Brief >>
Write back each entry precisely as it is given.

━━ Extracted records

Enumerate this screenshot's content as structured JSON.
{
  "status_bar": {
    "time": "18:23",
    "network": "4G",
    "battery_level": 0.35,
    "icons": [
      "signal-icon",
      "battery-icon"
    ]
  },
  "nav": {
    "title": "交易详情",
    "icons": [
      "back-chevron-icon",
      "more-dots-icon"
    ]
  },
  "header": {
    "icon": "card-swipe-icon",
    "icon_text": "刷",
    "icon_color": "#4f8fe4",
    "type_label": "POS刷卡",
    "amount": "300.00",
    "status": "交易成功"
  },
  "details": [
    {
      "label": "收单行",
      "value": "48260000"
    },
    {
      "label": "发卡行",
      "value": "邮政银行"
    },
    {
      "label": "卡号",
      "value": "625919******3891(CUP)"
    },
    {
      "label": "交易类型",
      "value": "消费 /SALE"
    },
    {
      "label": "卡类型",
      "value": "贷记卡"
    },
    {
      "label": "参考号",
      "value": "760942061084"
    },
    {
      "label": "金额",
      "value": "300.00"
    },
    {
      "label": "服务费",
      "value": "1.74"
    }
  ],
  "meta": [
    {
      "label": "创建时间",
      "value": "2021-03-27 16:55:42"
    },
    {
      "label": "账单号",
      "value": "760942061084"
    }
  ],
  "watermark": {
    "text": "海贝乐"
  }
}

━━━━

Result for this task >>
Enumerate this screenshot's content as structured JSON.
{
  "status_bar": {
    "time": "18:23",
    "network": "4G",
    "battery_level": 0.35,
    "icons": [
      "signal-icon",
      "battery-icon"
    ]
  },
  "nav": {
    "title": "交易详情",
    "icons": [
      "back-chevron-icon",
      "more-dots-icon"
    ]
  },
  "header": {
    "icon": "card-swipe-icon",
    "icon_text": "刷",
    "icon_color": "#4f8fe4",
    "type_label": "POS刷卡",
    "amount": "300.00",
    "status": "交易成功"
  },
  "details": [
    {
      "label": "收单行",
      "value": "48260000"
    },
    {
      "label": "发卡行",
      "value": "邮政银行"
    },
    {
      "label": "卡号",
      "value": "625919******3891(CUP)"
    },
    {
      "label": "交易类型",
      "value": "消费 /SALE"
    },
    {
      "label": "卡类型",
      "value": "贷记卡"
    },
    {
      "label": "参考号",
      "value": "760942061084"
    },
    {
      "label": "金额",
      "value": "300.00"
    },
    {
      "label": "服务费",
      "value": "1.74"
    }
  ],
  "meta": [
    {
      "label": "创建时间",
      "value": "2021-03-27 16:55:42"
    },
    {
      "label": "账单号",
      "value": "760942061084"
    }
  ],
  "watermark": {
    "text": "海贝乐"
  }
}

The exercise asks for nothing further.